→ WHAT YOU SHOULD DO: Omit the images, then print each record below exactly as it reads.
*** EXERCISE INPUT Section Begins ***
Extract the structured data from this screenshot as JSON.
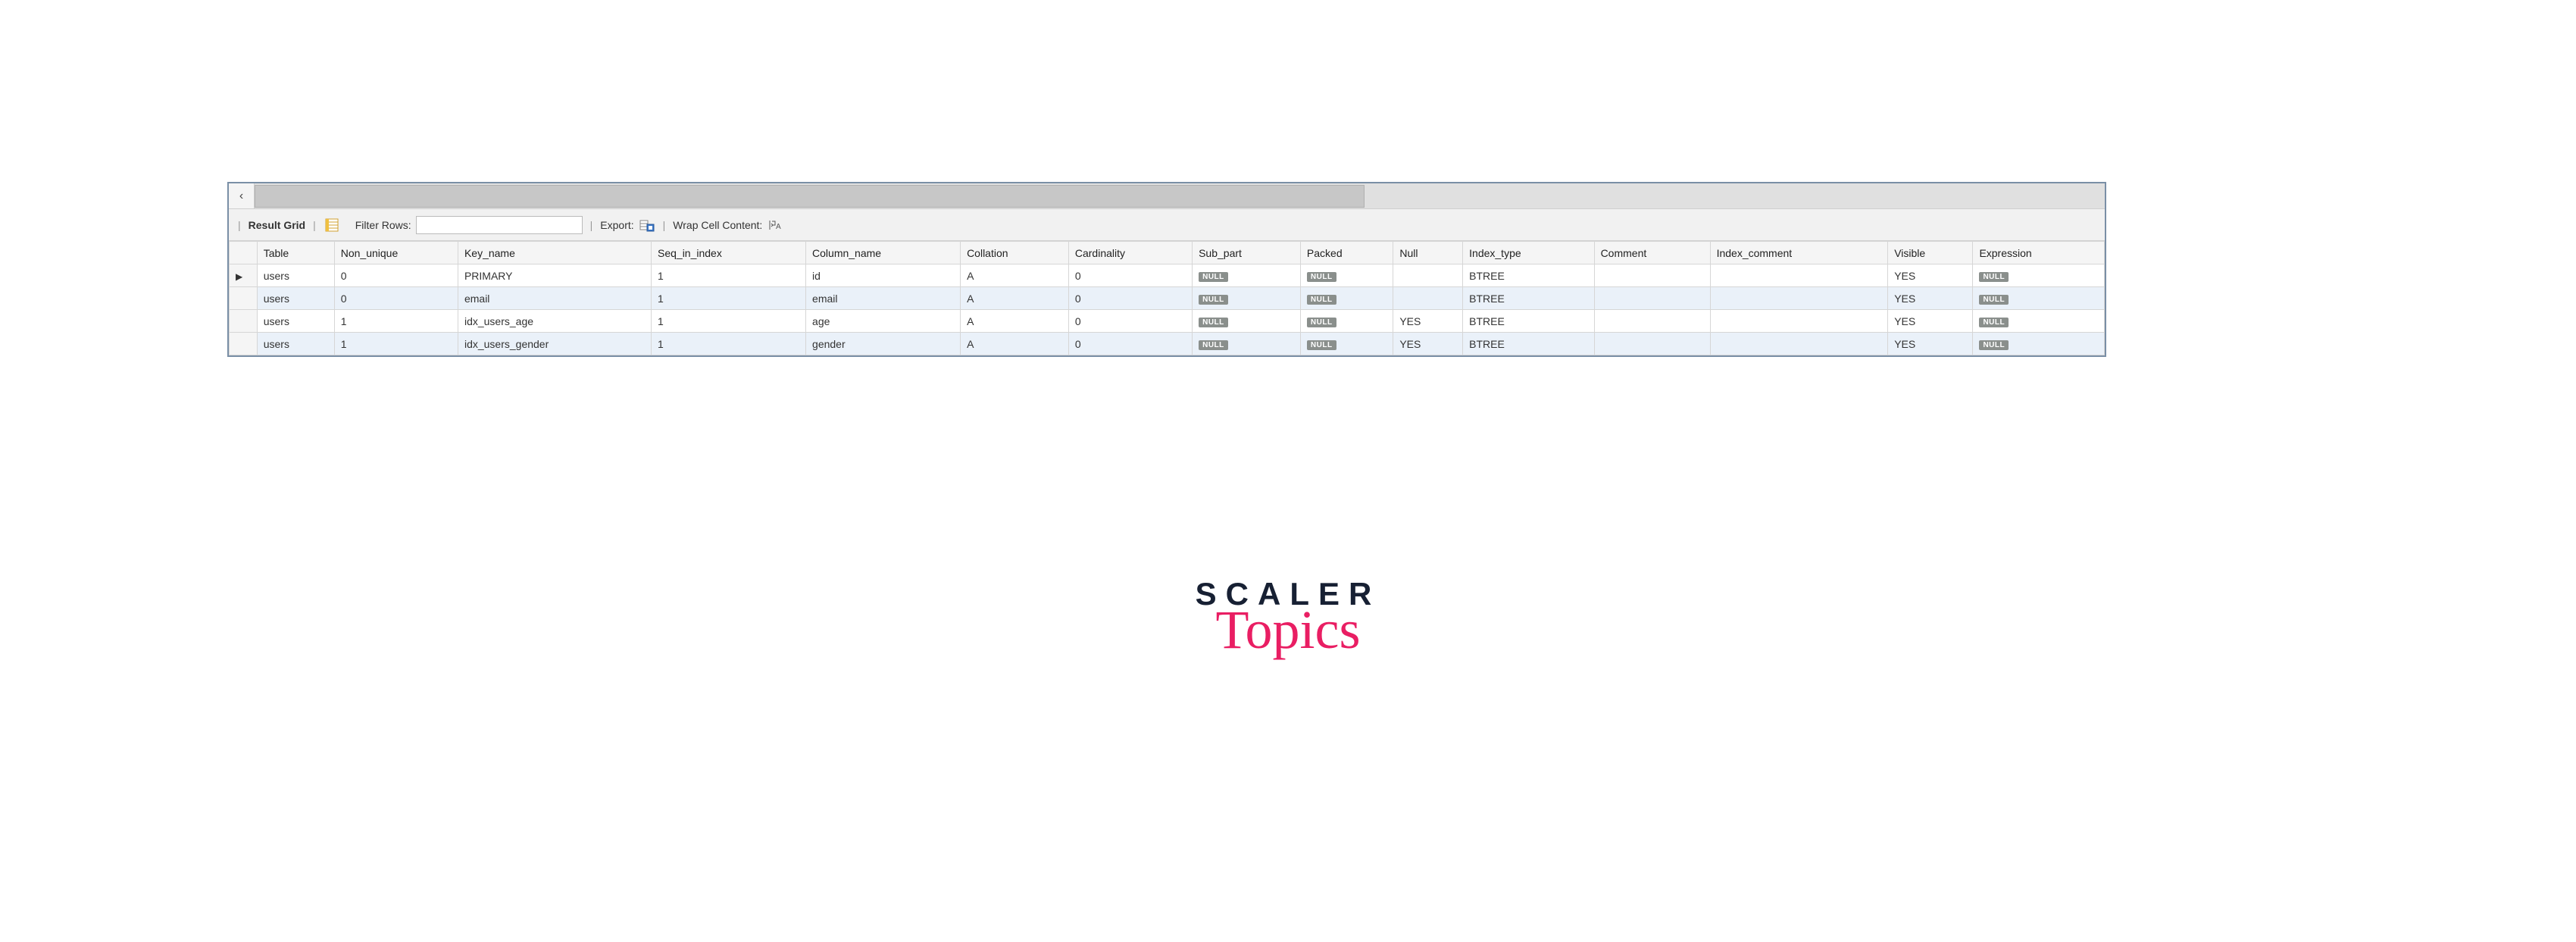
{
  "toolbar": {
    "result_grid_label": "Result Grid",
    "filter_rows_label": "Filter Rows:",
    "filter_rows_value": "",
    "export_label": "Export:",
    "wrap_cell_label": "Wrap Cell Content:"
  },
  "columns": {
    "table": "Table",
    "non_unique": "Non_unique",
    "key_name": "Key_name",
    "seq_in_index": "Seq_in_index",
    "column_name": "Column_name",
    "collation": "Collation",
    "cardinality": "Cardinality",
    "sub_part": "Sub_part",
    "packed": "Packed",
    "null": "Null",
    "index_type": "Index_type",
    "comment": "Comment",
    "index_comment": "Index_comment",
    "visible": "Visible",
    "expression": "Expression"
  },
  "null_badge": "NULL",
  "rows": [
    {
      "current": true,
      "table": "users",
      "non_unique": "0",
      "key_name": "PRIMARY",
      "seq_in_index": "1",
      "column_name": "id",
      "collation": "A",
      "cardinality": "0",
      "sub_part": null,
      "packed": null,
      "null": "",
      "index_type": "BTREE",
      "comment": "",
      "index_comment": "",
      "visible": "YES",
      "expression": null
    },
    {
      "current": false,
      "table": "users",
      "non_unique": "0",
      "key_name": "email",
      "seq_in_index": "1",
      "column_name": "email",
      "collation": "A",
      "cardinality": "0",
      "sub_part": null,
      "packed": null,
      "null": "",
      "index_type": "BTREE",
      "comment": "",
      "index_comment": "",
      "visible": "YES",
      "expression": null
    },
    {
      "current": false,
      "table": "users",
      "non_unique": "1",
      "key_name": "idx_users_age",
      "seq_in_index": "1",
      "column_name": "age",
      "collation": "A",
      "cardinality": "0",
      "sub_part": null,
      "packed": null,
      "null": "YES",
      "index_type": "BTREE",
      "comment": "",
      "index_comment": "",
      "visible": "YES",
      "expression": null
    },
    {
      "current": false,
      "table": "users",
      "non_unique": "1",
      "key_name": "idx_users_gender",
      "seq_in_index": "1",
      "column_name": "gender",
      "collation": "A",
      "cardinality": "0",
      "sub_part": null,
      "packed": null,
      "null": "YES",
      "index_type": "BTREE",
      "comment": "",
      "index_comment": "",
      "visible": "YES",
      "expression": null
    }
  ],
  "logo": {
    "line1": "SCALER",
    "line2": "Topics"
  }
}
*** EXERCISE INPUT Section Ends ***
→ TASK OUTPUT:
Extract the structured data from this screenshot as JSON.
{
  "toolbar": {
    "result_grid_label": "Result Grid",
    "filter_rows_label": "Filter Rows:",
    "filter_rows_value": "",
    "export_label": "Export:",
    "wrap_cell_label": "Wrap Cell Content:"
  },
  "columns": {
    "table": "Table",
    "non_unique": "Non_unique",
    "key_name": "Key_name",
    "seq_in_index": "Seq_in_index",
    "column_name": "Column_name",
    "collation": "Collation",
    "cardinality": "Cardinality",
    "sub_part": "Sub_part",
    "packed": "Packed",
    "null": "Null",
    "index_type": "Index_type",
    "comment": "Comment",
    "index_comment": "Index_comment",
    "visible": "Visible",
    "expression": "Expression"
  },
  "null_badge": "NULL",
  "rows": [
    {
      "current": true,
      "table": "users",
      "non_unique": "0",
      "key_name": "PRIMARY",
      "seq_in_index": "1",
      "column_name": "id",
      "collation": "A",
      "cardinality": "0",
      "sub_part": null,
      "packed": null,
      "null": "",
      "index_type": "BTREE",
      "comment": "",
      "index_comment": "",
      "visible": "YES",
      "expression": null
    },
    {
      "current": false,
      "table": "users",
      "non_unique": "0",
      "key_name": "email",
      "seq_in_index": "1",
      "column_name": "email",
      "collation": "A",
      "cardinality": "0",
      "sub_part": null,
      "packed": null,
      "null": "",
      "index_type": "BTREE",
      "comment": "",
      "index_comment": "",
      "visible": "YES",
      "expression": null
    },
    {
      "current": false,
      "table": "users",
      "non_unique": "1",
      "key_name": "idx_users_age",
      "seq_in_index": "1",
      "column_name": "age",
      "collation": "A",
      "cardinality": "0",
      "sub_part": null,
      "packed": null,
      "null": "YES",
      "index_type": "BTREE",
      "comment": "",
      "index_comment": "",
      "visible": "YES",
      "expression": null
    },
    {
      "current": false,
      "table": "users",
      "non_unique": "1",
      "key_name": "idx_users_gender",
      "seq_in_index": "1",
      "column_name": "gender",
      "collation": "A",
      "cardinality": "0",
      "sub_part": null,
      "packed": null,
      "null": "YES",
      "index_type": "BTREE",
      "comment": "",
      "index_comment": "",
      "visible": "YES",
      "expression": null
    }
  ],
  "logo": {
    "line1": "SCALER",
    "line2": "Topics"
  }
}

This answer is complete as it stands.